Students identified housing as one of the biggest obstacles to success in college, according to the press release. Compiled from the 2018-19 Student Expenses and Resources Survey, the spotlight brief examines responses by segments, race and ethnicity, housing insecurity problems and whether students live with their parents or on campus.
“The findings really illuminate what we already know — we know students are having a hard time with expenses and housing, and it is really amplified in the Bay Area,” said CSAC spokesperson Bryan Sapp. “Latinos and African Americans experience housing insecurities even more, and it affects what they get out of school.”
Students who self-identified as “Hispanic/Latino” disproportionately live with their parents while students who self-identified as white disproportionately live on campus, according to the brief. Of the students surveyed, 51% of students living with parents are “Hispanic/Latino” while 34% of students living on campus are white.
The brief stated that 35% of students have experienced one or more conditions of housing insecurity including unstable living conditions, such as the inability to pay rent or utilities and the need to move frequently.
Students who were classified as housing insecure were more likely to be above the age of 22, female, Black and/or “Hispanic/Latino,” or have dependents, according to the brief.
“The big implications are listed,” said Patrick Perry, CSAC director of policy, research and data. “Housing insecurity is correlated with lower completion, persistence and credit attainment, all markers of nonsuccess.”
While “Hispanic/Latino” students make up the largest percentage of homeless students, the brief stated that students who self-identified as Black are disproportionately affected by homelessness.
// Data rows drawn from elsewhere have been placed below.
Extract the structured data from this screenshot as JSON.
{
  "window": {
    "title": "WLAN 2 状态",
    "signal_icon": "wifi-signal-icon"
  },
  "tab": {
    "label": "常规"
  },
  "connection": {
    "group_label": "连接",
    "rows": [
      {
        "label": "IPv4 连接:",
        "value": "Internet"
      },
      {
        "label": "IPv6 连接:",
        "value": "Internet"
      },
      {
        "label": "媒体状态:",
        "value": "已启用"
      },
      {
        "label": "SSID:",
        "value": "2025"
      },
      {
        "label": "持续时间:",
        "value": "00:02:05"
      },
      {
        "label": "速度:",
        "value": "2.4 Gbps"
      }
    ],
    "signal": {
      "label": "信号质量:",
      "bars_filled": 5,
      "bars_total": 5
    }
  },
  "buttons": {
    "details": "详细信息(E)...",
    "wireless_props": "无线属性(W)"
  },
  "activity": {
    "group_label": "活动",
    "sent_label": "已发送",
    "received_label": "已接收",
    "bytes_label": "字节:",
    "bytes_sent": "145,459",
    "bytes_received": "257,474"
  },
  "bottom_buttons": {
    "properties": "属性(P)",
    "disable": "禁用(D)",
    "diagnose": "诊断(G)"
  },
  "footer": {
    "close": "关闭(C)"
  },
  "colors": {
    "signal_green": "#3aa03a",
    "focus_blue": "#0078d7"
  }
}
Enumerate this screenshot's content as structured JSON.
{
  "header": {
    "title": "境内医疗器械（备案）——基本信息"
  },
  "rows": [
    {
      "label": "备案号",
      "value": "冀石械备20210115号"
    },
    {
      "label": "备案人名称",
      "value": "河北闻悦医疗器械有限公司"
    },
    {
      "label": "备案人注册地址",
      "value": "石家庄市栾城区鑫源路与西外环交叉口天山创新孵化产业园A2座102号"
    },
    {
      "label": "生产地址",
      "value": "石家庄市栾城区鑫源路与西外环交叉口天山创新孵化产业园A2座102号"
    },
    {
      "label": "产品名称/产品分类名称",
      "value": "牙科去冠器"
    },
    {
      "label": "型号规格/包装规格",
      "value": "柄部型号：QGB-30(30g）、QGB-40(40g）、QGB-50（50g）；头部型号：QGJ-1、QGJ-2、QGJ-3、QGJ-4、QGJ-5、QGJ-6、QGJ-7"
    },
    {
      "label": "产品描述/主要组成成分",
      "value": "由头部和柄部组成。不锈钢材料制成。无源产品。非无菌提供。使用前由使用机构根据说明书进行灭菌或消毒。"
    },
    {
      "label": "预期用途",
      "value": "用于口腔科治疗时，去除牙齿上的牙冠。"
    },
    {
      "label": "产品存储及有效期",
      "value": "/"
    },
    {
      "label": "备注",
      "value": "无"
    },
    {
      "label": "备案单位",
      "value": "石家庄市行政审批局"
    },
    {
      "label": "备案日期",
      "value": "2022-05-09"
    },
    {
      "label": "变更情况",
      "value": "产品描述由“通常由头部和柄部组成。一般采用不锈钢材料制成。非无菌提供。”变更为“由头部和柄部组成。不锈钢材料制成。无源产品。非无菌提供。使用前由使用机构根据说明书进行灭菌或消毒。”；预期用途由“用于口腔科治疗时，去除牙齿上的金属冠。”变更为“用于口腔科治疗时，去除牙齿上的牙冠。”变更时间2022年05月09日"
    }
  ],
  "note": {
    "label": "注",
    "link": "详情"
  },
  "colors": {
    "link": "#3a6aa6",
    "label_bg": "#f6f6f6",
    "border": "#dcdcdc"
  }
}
Making up 6% of the students surveyed, over 23% of Black students were homeless, according to the brief.
According to Sapp, there is a “need” to correct policy models and financial aid to get better funding to students in California to reflect the costs of attending college, not just tuition.
While a high cost of living is “reflective” of the Bay Area, student resources are available year-round, according to campus spokesperson Adam Ratliff. He added that the campus is developing more housing options and intends to double the number of student beds available to undergraduate and graduate students.
“We understand that financing an education, including at UC Berkeley, can be challenging,” Ratliff said in an email. “We are committed to keeping costs like food as low as possible, as part of the broader campus objective of keeping the cost of a Berkeley education affordable.”